In the brief period between the end of summer and the commencement of the holiday season, I take an inventory of my spice and herb cabinet. I begin by comparing the contents of the cabinet against a list of spices and herbs I will need for holiday cooking. I consult my recipe box as well to compare what my planned holiday meals will be and what spices and herbs will be necessary to have on hand to prepare them. Finally, I consider what holiday treats I want to prepare and review what spices and herbs they will require. This year, my treat list includes cinnamon rolls, pumpkin doughnuts, spiced cider, stuffing, turkey, soup and a selection of favorite cookies. I can almost hear Bing Crosby on the turn table and see the Yule log burning on local access cable. Holiday perfection!
My fully stocked spice and herb cabinet for fall holiday contains the following:
cinnamon, ground and sticks
cloves, ground and whole
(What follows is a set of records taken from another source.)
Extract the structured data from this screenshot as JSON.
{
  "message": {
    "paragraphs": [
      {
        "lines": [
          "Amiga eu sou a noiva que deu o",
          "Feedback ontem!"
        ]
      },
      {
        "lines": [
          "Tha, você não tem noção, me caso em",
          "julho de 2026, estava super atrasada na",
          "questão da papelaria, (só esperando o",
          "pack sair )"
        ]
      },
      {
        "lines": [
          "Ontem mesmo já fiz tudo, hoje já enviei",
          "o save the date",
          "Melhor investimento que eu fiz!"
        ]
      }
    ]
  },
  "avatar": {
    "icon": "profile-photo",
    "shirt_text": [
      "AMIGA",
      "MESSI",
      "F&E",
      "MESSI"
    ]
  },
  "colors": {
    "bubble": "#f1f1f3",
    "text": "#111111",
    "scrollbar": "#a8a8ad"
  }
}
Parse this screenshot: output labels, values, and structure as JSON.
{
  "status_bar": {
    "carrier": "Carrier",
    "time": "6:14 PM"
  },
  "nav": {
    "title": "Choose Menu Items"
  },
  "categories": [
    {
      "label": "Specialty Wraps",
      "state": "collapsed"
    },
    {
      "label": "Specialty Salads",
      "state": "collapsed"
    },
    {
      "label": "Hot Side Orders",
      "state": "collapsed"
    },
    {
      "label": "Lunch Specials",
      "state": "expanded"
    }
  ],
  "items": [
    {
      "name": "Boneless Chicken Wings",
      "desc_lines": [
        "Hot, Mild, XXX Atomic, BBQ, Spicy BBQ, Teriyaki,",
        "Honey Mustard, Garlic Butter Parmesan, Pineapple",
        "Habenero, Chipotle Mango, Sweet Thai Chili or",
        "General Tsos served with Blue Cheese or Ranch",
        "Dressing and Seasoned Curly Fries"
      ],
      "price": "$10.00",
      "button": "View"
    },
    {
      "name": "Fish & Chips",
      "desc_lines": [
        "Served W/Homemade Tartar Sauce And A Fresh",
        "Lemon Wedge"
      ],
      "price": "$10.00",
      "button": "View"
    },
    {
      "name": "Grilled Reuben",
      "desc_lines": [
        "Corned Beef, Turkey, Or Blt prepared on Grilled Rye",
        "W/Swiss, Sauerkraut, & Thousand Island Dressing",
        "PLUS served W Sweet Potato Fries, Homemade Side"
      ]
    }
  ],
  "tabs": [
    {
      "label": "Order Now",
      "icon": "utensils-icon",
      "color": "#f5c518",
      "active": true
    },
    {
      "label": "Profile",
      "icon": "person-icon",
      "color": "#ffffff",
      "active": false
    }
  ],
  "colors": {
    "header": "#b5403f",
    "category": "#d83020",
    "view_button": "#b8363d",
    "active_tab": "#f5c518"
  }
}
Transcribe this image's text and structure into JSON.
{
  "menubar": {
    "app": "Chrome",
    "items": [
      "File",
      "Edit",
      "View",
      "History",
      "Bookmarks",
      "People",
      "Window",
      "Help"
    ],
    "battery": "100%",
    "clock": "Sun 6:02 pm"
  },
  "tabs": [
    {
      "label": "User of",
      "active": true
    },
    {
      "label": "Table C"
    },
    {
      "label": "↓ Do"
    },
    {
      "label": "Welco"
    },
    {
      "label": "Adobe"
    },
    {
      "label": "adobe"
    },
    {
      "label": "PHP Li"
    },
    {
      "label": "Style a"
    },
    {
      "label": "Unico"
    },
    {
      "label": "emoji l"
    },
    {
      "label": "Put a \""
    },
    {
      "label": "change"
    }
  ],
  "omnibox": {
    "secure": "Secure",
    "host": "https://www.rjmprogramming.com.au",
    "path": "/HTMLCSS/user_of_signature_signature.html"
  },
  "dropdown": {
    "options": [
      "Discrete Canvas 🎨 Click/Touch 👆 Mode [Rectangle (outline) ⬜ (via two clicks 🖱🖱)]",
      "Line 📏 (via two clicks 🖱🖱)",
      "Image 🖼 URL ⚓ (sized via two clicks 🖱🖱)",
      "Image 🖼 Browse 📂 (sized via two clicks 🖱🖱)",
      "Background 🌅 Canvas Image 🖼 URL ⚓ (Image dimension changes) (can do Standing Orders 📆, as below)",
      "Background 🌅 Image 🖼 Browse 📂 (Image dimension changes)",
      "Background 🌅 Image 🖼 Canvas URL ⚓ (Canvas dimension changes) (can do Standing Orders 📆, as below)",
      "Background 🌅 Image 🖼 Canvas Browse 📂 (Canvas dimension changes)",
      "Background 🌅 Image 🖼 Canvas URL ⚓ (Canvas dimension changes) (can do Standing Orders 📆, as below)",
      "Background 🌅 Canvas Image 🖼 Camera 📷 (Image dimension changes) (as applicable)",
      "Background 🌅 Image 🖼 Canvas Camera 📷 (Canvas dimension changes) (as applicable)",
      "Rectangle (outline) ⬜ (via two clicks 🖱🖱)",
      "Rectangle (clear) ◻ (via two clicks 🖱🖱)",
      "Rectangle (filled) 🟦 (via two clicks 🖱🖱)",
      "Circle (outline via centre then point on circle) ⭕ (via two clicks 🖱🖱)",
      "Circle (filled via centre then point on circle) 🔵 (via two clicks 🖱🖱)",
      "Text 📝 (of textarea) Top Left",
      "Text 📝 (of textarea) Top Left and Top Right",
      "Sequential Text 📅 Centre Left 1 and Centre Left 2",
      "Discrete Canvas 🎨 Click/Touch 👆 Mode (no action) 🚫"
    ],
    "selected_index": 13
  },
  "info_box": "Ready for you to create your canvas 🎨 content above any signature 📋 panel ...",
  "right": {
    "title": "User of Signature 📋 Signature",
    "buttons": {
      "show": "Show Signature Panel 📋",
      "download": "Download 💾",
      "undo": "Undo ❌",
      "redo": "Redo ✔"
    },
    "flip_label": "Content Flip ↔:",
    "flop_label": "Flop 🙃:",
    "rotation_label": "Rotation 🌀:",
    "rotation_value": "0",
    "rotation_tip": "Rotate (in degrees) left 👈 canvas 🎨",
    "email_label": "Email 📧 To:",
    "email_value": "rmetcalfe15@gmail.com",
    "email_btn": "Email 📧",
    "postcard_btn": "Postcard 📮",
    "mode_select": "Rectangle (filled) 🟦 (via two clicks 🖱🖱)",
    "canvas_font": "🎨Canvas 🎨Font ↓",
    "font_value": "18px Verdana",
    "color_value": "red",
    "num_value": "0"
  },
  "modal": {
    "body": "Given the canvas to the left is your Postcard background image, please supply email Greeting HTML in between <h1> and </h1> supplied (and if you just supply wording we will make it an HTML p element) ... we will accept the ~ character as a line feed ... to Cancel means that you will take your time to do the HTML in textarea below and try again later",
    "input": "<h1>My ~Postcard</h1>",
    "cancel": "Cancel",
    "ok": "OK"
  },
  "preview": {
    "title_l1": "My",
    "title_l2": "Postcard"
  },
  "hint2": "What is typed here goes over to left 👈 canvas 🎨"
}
These items supplement and round out my spice and herb cabinet:
onion powder and salt
dry mustard powder
And you should always have these friends on hand in high quantity and quality:
Happily there is a great spice shop near my home called the Spice and Tea Exchange that carries these items (and many more). They appreciate the importance of fresh ingredients with which to cook. They also prepare propriety blends that help give my dishes a special twist. I rely on their Baker’s Spice Blend and Jamaican Jerk Spice Blend. I have also become a fan of the blends created by Virtuous Living. One of their blends called Faith turns buttered toast into a gourmet treat. Use their blend Hope on grilled or roasted chicken to make it stand out or a dash of Love on freshly popped corn to give it a punch of flavor. Propriety blends are a time saver for the cook and a memory maker for the guests.
While doing your inventory, check expiration dates as you go along. Spices and herbs should generally be used within one year of the date on their packaging. Restocking in the fall and keeping that date on your calendar helps take out the guesswork. And do this in early fall: stores tend to run low and run out of spices and herbs the closer the holidays get.
Hostess Tip: Manufacturer dates can fade or be difficult to read. Take a Sharpie and write a date one year from the purchase date on the bottom of spice and herb jars to avoid throwing out ingredients prematurely.
To avoid being wasteful, I like to challenge myself to create recipes using spices and herbs that are close to the annual purge. A fun one for the fall is pumpkin doughnuts. They are super easy to whip up and as the smells fill the house it helps motivate you for holiday prep!
Hostess Tip: Take the time to plan ahead. Having a well stocked kitchen helps alleviate hostess anxiety throughout even the most crazy of holiday celebrations.
Another welcome benefit of making these donuts is that you will have a wholesome and tasty desert or breakfast (yes, the two aren’t always mutually exclusive) on hand and ready for guests and family. These pumpkin doughnuts are also a perfect reward for you after your spice and herb inventory is complete. Combine making pumpkin doughnuts with an afternoon of apple picking and a walk in the cool weather. You will know at the end of that day that you have been a great hostess who has made hospitality an autumnul habit for your loved ones!
1/2 cup vegetable oil
3 large eggs
1 1/2 cups granulated sugar
1 1/2 cups pumpkin puree
1 teaspoon ground cinnamon
1/2 teaspoon ground nutmeg
1/2 teaspoon ground ginger
1 1/2 teaspoons salt
1 1/2 teaspoons baking powder
1 3/4 cups + 2 Tablespoons gluten free flour (can also use all purpose flour)
2 Tablespoons cinnamon
3 Tablespoons sugar
(make more of the dusting mixture as needed and to your taste)
Preheat the oven to 350°F. Grease doughnut pans (will make 2 batches using the Wilton Standard Doughnut Pan)
Mix together the oil, eggs, sugar, pumpkin, spices, salt, and baking powder until smooth. Add in the flour until smooth.
Fill the doughnut wells with 1/4 cup of batter each.
Place in the center of the oven and bake for 15-18 minutes, or until a toothpick inserted into the center of a doughnut comes out clean.
Remove from the oven and let cool for approximately 5 minutes on rack. Remove from pan and place on cooling rack. While still warm roll each doughnut in the cinnamon and sugar mixture to fully coat.
Hostess Tip: You can use muffin tins as well. If you do, fill them 3/4 full and bake for 23-25 minutes. Sprinkle the tops generously with the cinnamon and sugar mixture.
Store in a non-air tight container for up to 3 days. Best served imediately.
You have many options for serving your doughnuts. When I have a party I like to make a few batches and display on our tiered wooden tray. When it is just the hubby and me I arrange a few on a lovely fall plate shaped as a large leaf with gold details. Get creative but most importantly, relax and enjoy. Remember, this is the calm before the storm of the Holiday’s.” Enjoy some quite time with your loved ones and admire your initiative for being prepared!